• _Task goal_
List every line below containing "false".

• _Data shown_
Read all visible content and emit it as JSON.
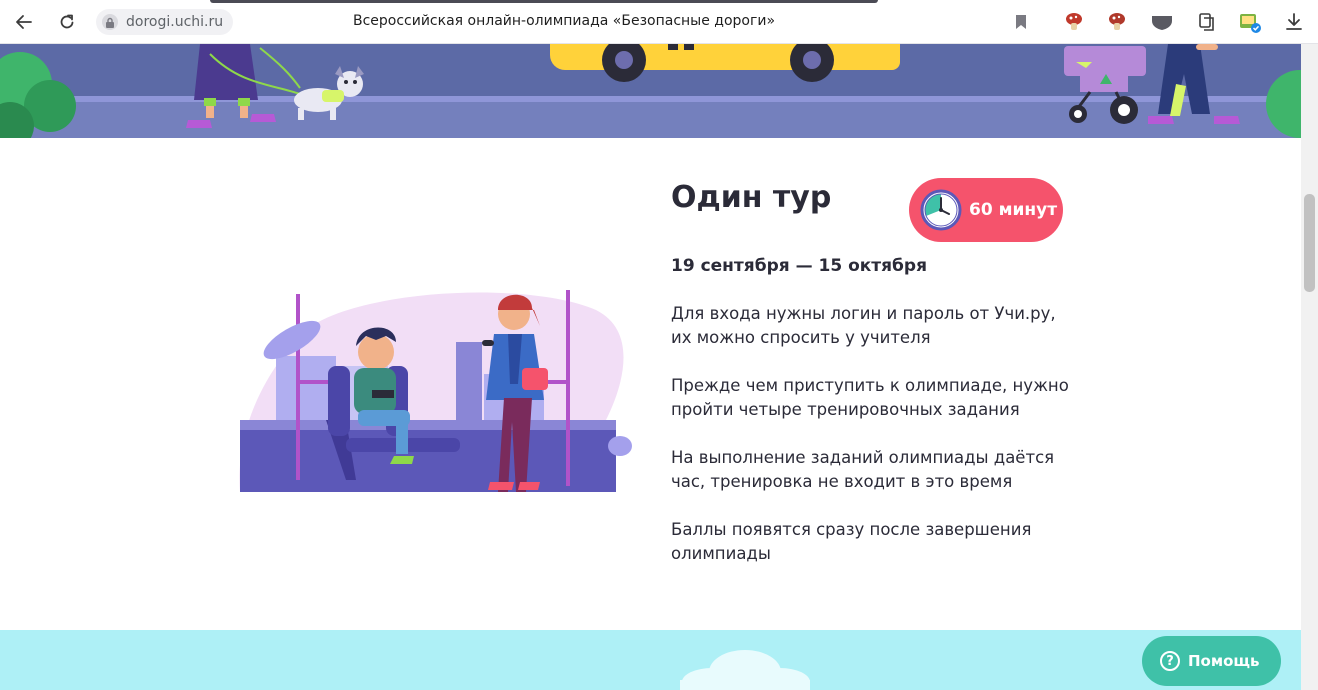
{
  "browser": {
    "url": "dorogi.uchi.ru",
    "page_title": "Всероссийская онлайн-олимпиада «Безопасные дороги»"
  },
  "section": {
    "title": "Один тур",
    "timer": "60 минут",
    "dates": "19 сентября — 15 октября",
    "paragraphs": [
      "Для входа нужны логин и пароль от Учи.ру,\nих можно спросить у учителя",
      "Прежде чем приступить к олимпиаде, нужно\nпройти четыре тренировочных задания",
      "На выполнение заданий олимпиады даётся\nчас, тренировка не входит в это время",
      "Баллы появятся сразу после завершения\nолимпиады"
    ]
  },
  "help_button": {
    "label": "Помощь"
  },
  "colors": {
    "accent_pink": "#f5536c",
    "help_green": "#3fc1a8",
    "hero_blue": "#5c6aa6",
    "band_cyan": "#aef0f6",
    "text_dark": "#2b2b38"
  },
  "icons": {
    "back": "back-arrow-icon",
    "reload": "reload-icon",
    "lock": "lock-icon",
    "bookmark": "bookmark-icon",
    "timer": "stopwatch-icon",
    "help": "question-icon",
    "download": "download-icon"
  }
}
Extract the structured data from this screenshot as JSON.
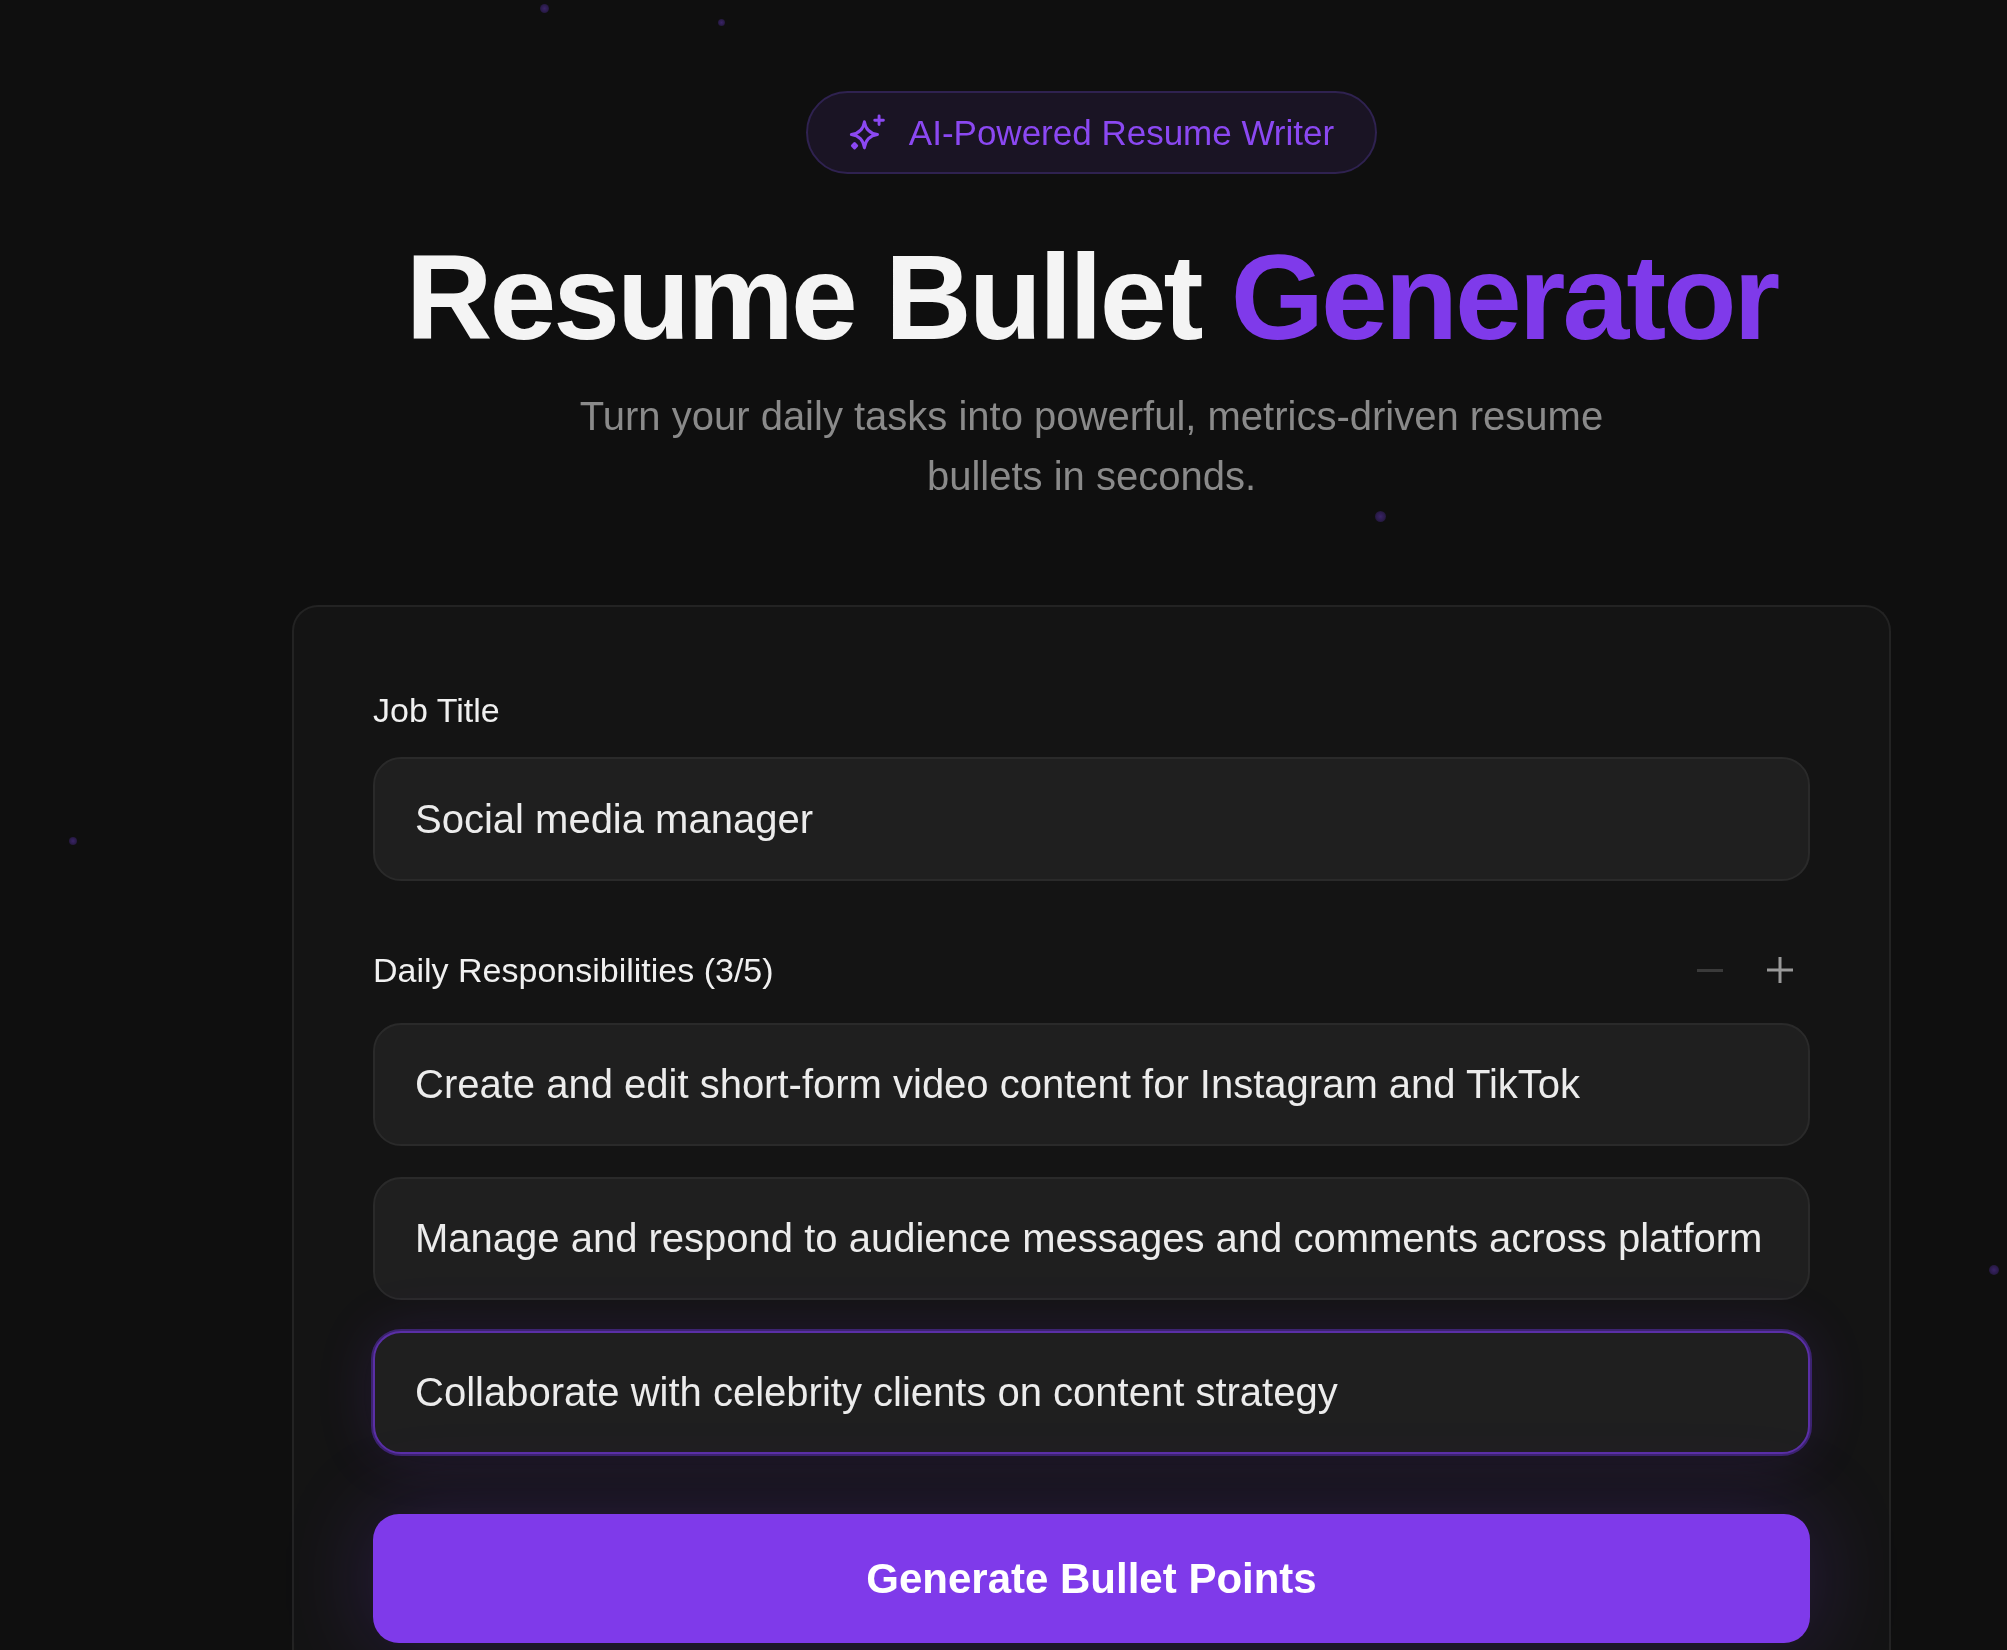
{
  "badge": {
    "label": "AI-Powered Resume Writer"
  },
  "title": {
    "parts": [
      {
        "text": "Resume Bullet",
        "accent": false
      },
      {
        "text": "Generator",
        "accent": true
      }
    ]
  },
  "subtitle": "Turn your daily tasks into powerful, metrics-driven resume bullets in seconds.",
  "form": {
    "job_title": {
      "label": "Job Title",
      "value": "Social media manager"
    },
    "responsibilities": {
      "label": "Daily Responsibilities (3/5)",
      "buttons": [
        {
          "kind": "remove",
          "disabled": true
        },
        {
          "kind": "add",
          "disabled": false
        }
      ],
      "items": [
        {
          "value": "Create and edit short-form video content for Instagram and TikTok",
          "focused": false
        },
        {
          "value": "Manage and respond to audience messages and comments across platform",
          "focused": false
        },
        {
          "value": "Collaborate with celebrity clients on content strategy",
          "focused": true
        }
      ]
    },
    "submit": {
      "label": "Generate Bullet Points"
    }
  }
}
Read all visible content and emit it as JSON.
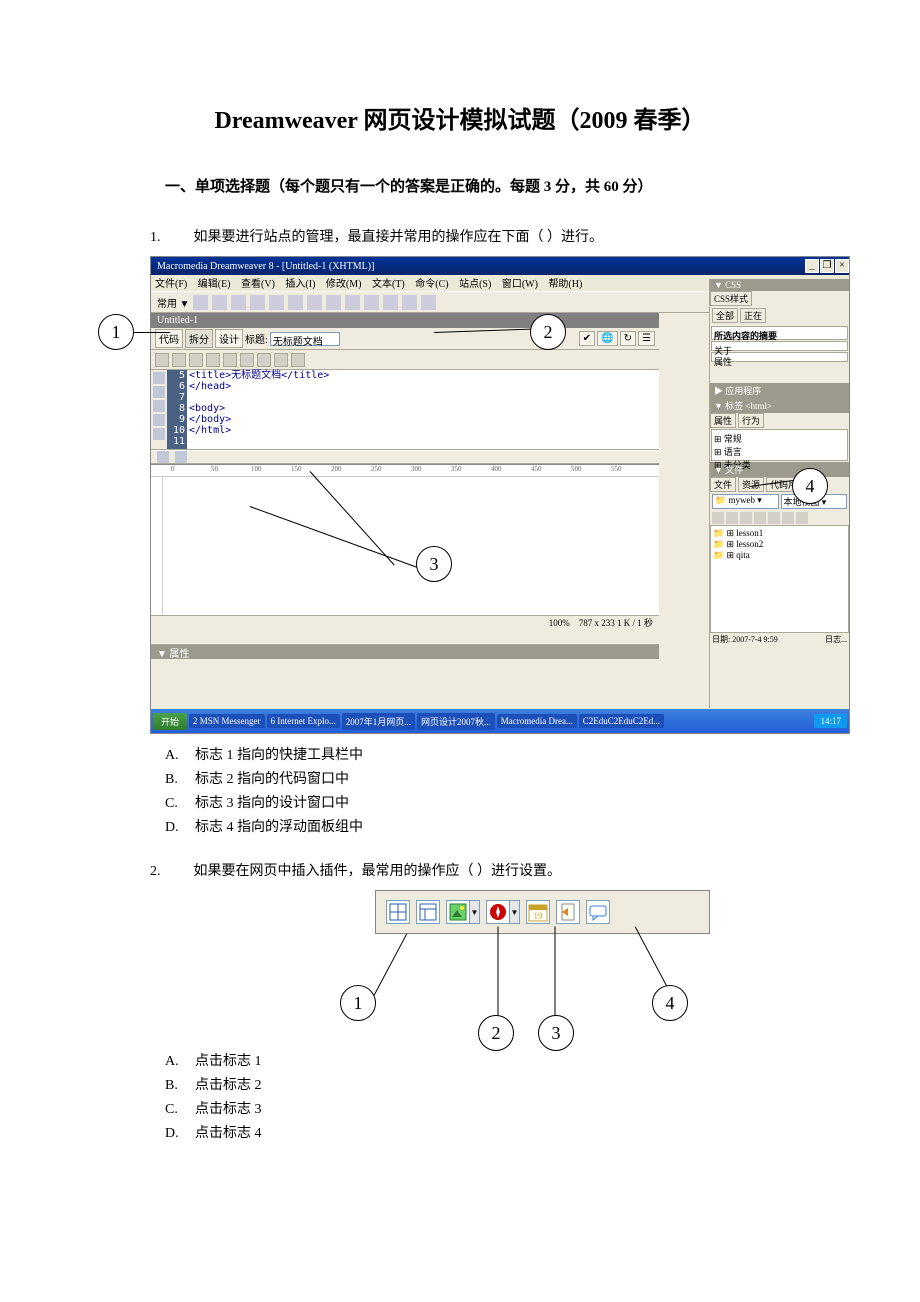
{
  "title": "Dreamweaver 网页设计模拟试题（2009 春季）",
  "section1": "一、单项选择题（每个题只有一个的答案是正确的。每题 3 分，共 60 分）",
  "q1": {
    "num": "1.",
    "stem": "如果要进行站点的管理，最直接并常用的操作应在下面（        ）进行。",
    "optA_letter": "A.",
    "optA": "标志 1 指向的快捷工具栏中",
    "optB_letter": "B.",
    "optB": "标志 2 指向的代码窗口中",
    "optC_letter": "C.",
    "optC": "标志 3 指向的设计窗口中",
    "optD_letter": "D.",
    "optD": "标志 4 指向的浮动面板组中"
  },
  "q2": {
    "num": "2.",
    "stem": "如果要在网页中插入插件，最常用的操作应（        ）进行设置。",
    "optA_letter": "A.",
    "optA": "点击标志 1",
    "optB_letter": "B.",
    "optB": "点击标志 2",
    "optC_letter": "C.",
    "optC": "点击标志 3",
    "optD_letter": "D.",
    "optD": "点击标志 4"
  },
  "screenshot1": {
    "window_title": "Macromedia Dreamweaver 8 - [Untitled-1 (XHTML)]",
    "menu_file": "文件(F)",
    "menu_edit": "编辑(E)",
    "menu_view": "查看(V)",
    "menu_insert": "插入(I)",
    "menu_modify": "修改(M)",
    "menu_text": "文本(T)",
    "menu_cmd": "命令(C)",
    "menu_site": "站点(S)",
    "menu_window": "窗口(W)",
    "menu_help": "帮助(H)",
    "insertbar_label": "常用 ▼",
    "tab_name": "Untitled-1",
    "view_code": "代码",
    "view_split": "拆分",
    "view_design": "设计",
    "title_label": "标题:",
    "title_value": "无标题文档",
    "code_line5": "<title>无标题文档</title>",
    "code_line6": "</head>",
    "code_line8": "<body>",
    "code_line9": "</body>",
    "code_line10": "</html>",
    "status_small": "787 x 233  1 K / 1 秒",
    "zoom": "100%",
    "prop_header": "▼ 属性",
    "panel_css": "▼ CSS",
    "panel_css_tab": "CSS样式",
    "css_sub1": "全部",
    "css_sub2": "正在",
    "css_heading": "所选内容的摘要",
    "css_about": "关于",
    "css_props": "属性",
    "panel_app": "▶ 应用程序",
    "panel_tag": "▼ 标签 <html>",
    "attr_tab": "属性",
    "behav_tab": "行为",
    "tree_general": "常规",
    "tree_lang": "语言",
    "tree_unc": "未分类",
    "panel_files": "▼ 文件",
    "files_tab1": "文件",
    "files_tab2": "资源",
    "files_tab3": "代码片断",
    "site_name": "myweb",
    "view_label": "本地视图",
    "folder1": "lesson1",
    "folder2": "lesson2",
    "folder3": "qita",
    "date_label": "日期: 2007-7-4 9:59",
    "log_label": "日志...",
    "tb_start": "开始",
    "tb_item1": "2 MSN Messenger",
    "tb_item2": "6 Internet Explo...",
    "tb_item3": "2007年1月网页...",
    "tb_item4": "网页设计2007秋...",
    "tb_item5": "Macromedia Drea...",
    "tb_item6": "C2EduC2EduC2Ed...",
    "tb_time": "14:17",
    "callout1": "1",
    "callout2": "2",
    "callout3": "3",
    "callout4": "4"
  },
  "screenshot2": {
    "icon_table": "table-icon",
    "icon_layout": "layout-icon",
    "icon_image": "image-icon",
    "icon_media": "media-icon",
    "icon_date": "date-icon",
    "icon_inc": "include-icon",
    "icon_comment": "comment-icon",
    "date_num": "19",
    "callout1": "1",
    "callout2": "2",
    "callout3": "3",
    "callout4": "4"
  }
}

• _Response area_
        "accent": false
          "disabled": false
          "focused": false
          "focused": false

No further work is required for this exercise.